Ordering from iHerb

What is iHerb?

iHerb is a website that sells health related products. For example, vitamins, supplements, groceries and so on. Here is a link to the site http://www.iherb.com/.

Why order with iHerb?

I’ve heard my American friends rave about this website and how great it is. You can find some products on the site that you might not find easily in Korea and because it’s an American site, they have brands that we would be familiar with.  The website is in English so that’s always a plus and ordering is very easy.

Do they ship to South Korea?

Yes. They ship to over 150 countries and South Korea is among those countries.

Personal Experience.

Recently, I’ve started to eat Quinoa and through the recommendation of a friend, ordered it from iHerb. In total my oder was 2 packets of Quinoa, 2 packets of Chickpeas and some vitamins. A pretty small order which came to $28.81  in total. Shipping to South Korea cost $4.00. I placed the order on June 1st and chose Korea Direct post. Estimated delivery time was between June 23rd and June 26th.

I was notified that it had been shipped a day later and was notified again when it reached Incheon. I expected it a day or two later since I live only an hour from Incheon. However, after a week there was so sign of the package. Getting a little worried, I emailed i Herb. The following day, I got a phone call from customs to say that the package had been held until I gave my A.R.C. number. After it was sorted the lady said to wait another 2-3 working days for delivery.

I received it yesterday, June 16th so well before the estimated delivery date. The products were exactly as described and it had been packaged really well.

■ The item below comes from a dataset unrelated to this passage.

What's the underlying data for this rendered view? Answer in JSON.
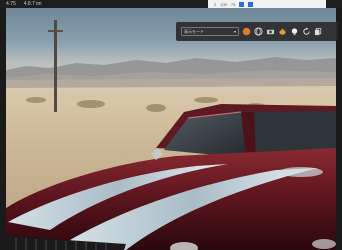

Apart from it taking two weeks to get to me (my friends have had theirs delivered in 4 or 5 days), I would recommend the website and I’ll definitely be using it again.